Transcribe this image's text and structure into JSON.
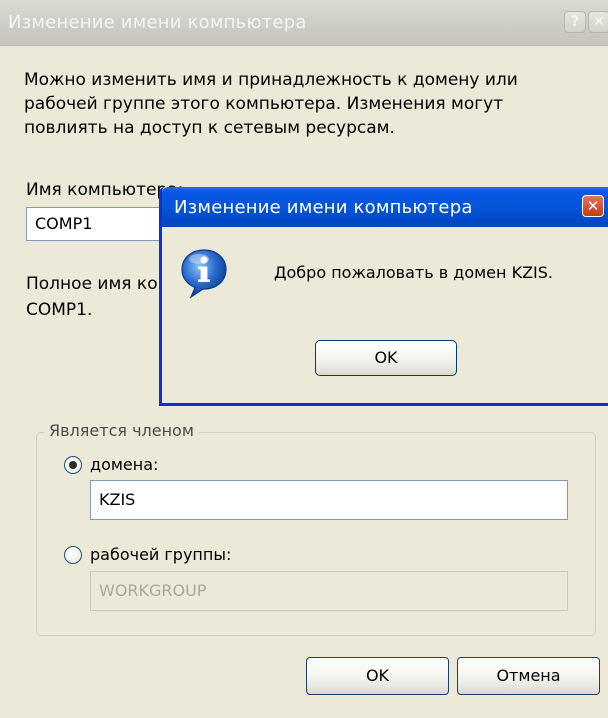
{
  "background_dialog": {
    "title": "Изменение имени компьютера",
    "help_glyph": "?",
    "close_glyph": "✕",
    "description": "Можно изменить имя и принадлежность к домену или рабочей группе этого компьютера. Изменения могут повлиять на доступ к сетевым ресурсам.",
    "computer_name_label": "Имя компьютера:",
    "computer_name_value": "COMP1",
    "full_name_label": "Полное имя компьютера:",
    "full_name_value": "COMP1.",
    "member_of": {
      "legend": "Является членом",
      "domain_label": "домена:",
      "domain_value": "KZIS",
      "domain_selected": true,
      "workgroup_label": "рабочей группы:",
      "workgroup_value": "WORKGROUP",
      "workgroup_selected": false
    },
    "ok_label": "OK",
    "cancel_label": "Отмена"
  },
  "message_box": {
    "title": "Изменение имени компьютера",
    "close_glyph": "✕",
    "icon": "info-icon",
    "message": "Добро пожаловать в домен KZIS.",
    "ok_label": "OK"
  },
  "colors": {
    "dialog_bg": "#ece9d8",
    "active_titlebar": "#0355d8",
    "inactive_titlebar": "#cfcec6",
    "input_border": "#7f9db9",
    "info_icon_blue": "#2a6ecd"
  }
}
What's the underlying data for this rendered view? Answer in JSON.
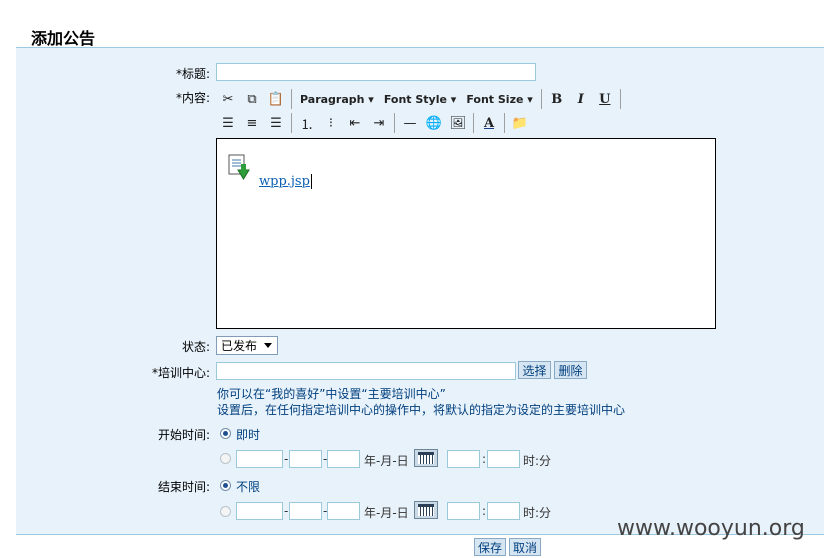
{
  "page_title": "添加公告",
  "form": {
    "title_label": "*标题:",
    "content_label": "*内容:",
    "status_label": "状态:",
    "training_center_label": "*培训中心:",
    "start_time_label": "开始时间:",
    "end_time_label": "结束时间:"
  },
  "toolbar": {
    "paragraph": "Paragraph",
    "font_style": "Font Style",
    "font_size": "Font Size",
    "bold": "B",
    "italic": "I",
    "underline": "U",
    "font_color": "A"
  },
  "editor": {
    "attachment_link": "wpp.jsp"
  },
  "status": {
    "selected": "已发布"
  },
  "training_center": {
    "select_button": "选择",
    "delete_button": "删除",
    "hint_line1": "你可以在“我的喜好”中设置“主要培训中心”",
    "hint_line2": "设置后，在任何指定培训中心的操作中，将默认的指定为设定的主要培训中心"
  },
  "start_time": {
    "option_now": "即时",
    "date_format": "年-月-日",
    "time_format": "时:分",
    "dash1": "-",
    "dash2": "-",
    "colon": ":"
  },
  "end_time": {
    "option_unlimited": "不限",
    "date_format": "年-月-日",
    "time_format": "时:分",
    "dash1": "-",
    "dash2": "-",
    "colon": ":"
  },
  "actions": {
    "save": "保存",
    "cancel": "取消"
  },
  "watermark": "www.wooyun.org"
}
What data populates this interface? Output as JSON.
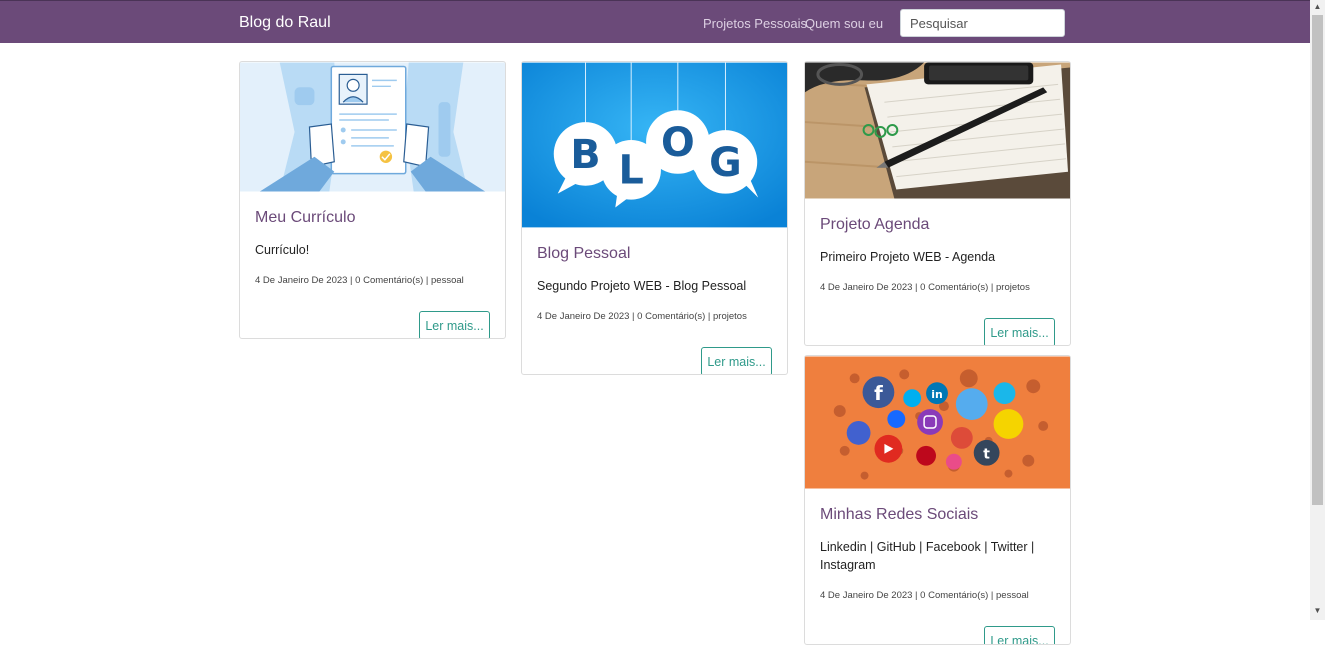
{
  "navbar": {
    "brand": "Blog do Raul",
    "links": [
      "Projetos Pessoais",
      "Quem sou eu"
    ],
    "search_placeholder": "Pesquisar",
    "bg_color": "#6b4a79"
  },
  "cards": [
    {
      "title": "Meu Currículo",
      "text": "Currículo!",
      "meta": "4 De Janeiro De 2023 | 0 Comentário(s) | pessoal",
      "button": "Ler mais..."
    },
    {
      "title": "Blog Pessoal",
      "text": "Segundo Projeto WEB - Blog Pessoal",
      "meta": "4 De Janeiro De 2023 | 0 Comentário(s) | projetos",
      "button": "Ler mais...",
      "image_text": [
        "B",
        "L",
        "O",
        "G"
      ]
    },
    {
      "title": "Projeto Agenda",
      "text": "Primeiro Projeto WEB - Agenda",
      "meta": "4 De Janeiro De 2023 | 0 Comentário(s) | projetos",
      "button": "Ler mais..."
    },
    {
      "title": "Minhas Redes Sociais",
      "text": "Linkedin | GitHub | Facebook | Twitter | Instagram",
      "meta": "4 De Janeiro De 2023 | 0 Comentário(s) | pessoal",
      "button": "Ler mais..."
    }
  ],
  "colors": {
    "accent": "#2f9a8a",
    "title": "#6b4a79"
  }
}
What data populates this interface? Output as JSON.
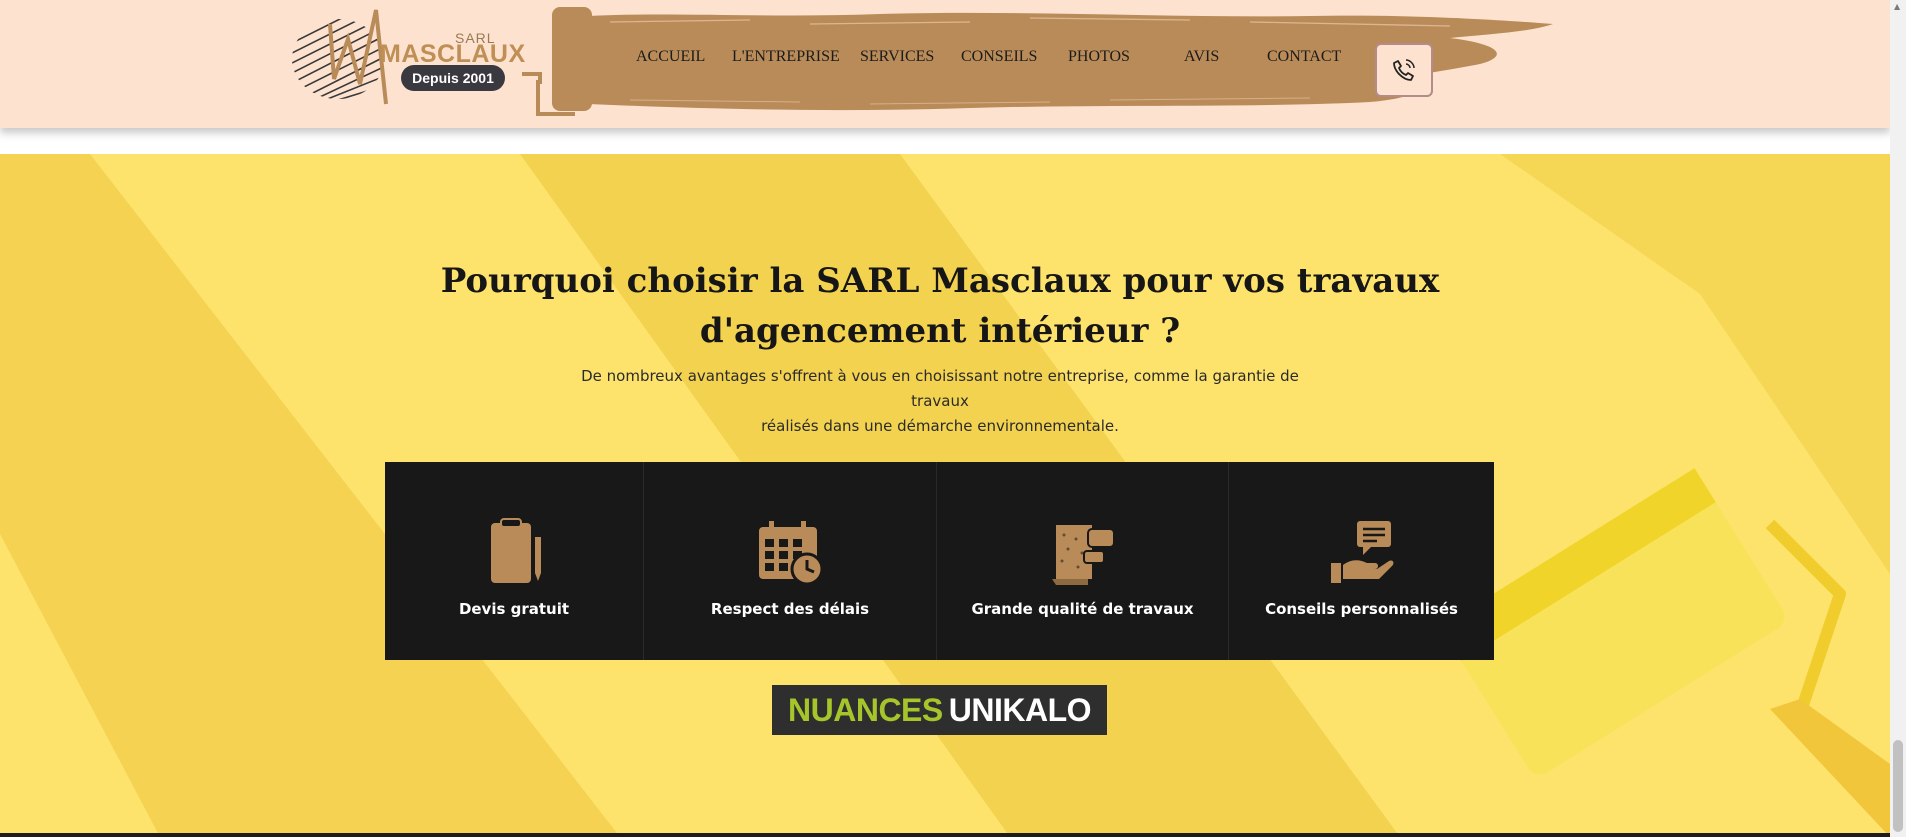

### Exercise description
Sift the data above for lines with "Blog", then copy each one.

### The completed task
    "brand": "Blog do Raul",
      "title": "Blog Pessoal",
      "text": "Segundo Projeto WEB - Blog Pessoal",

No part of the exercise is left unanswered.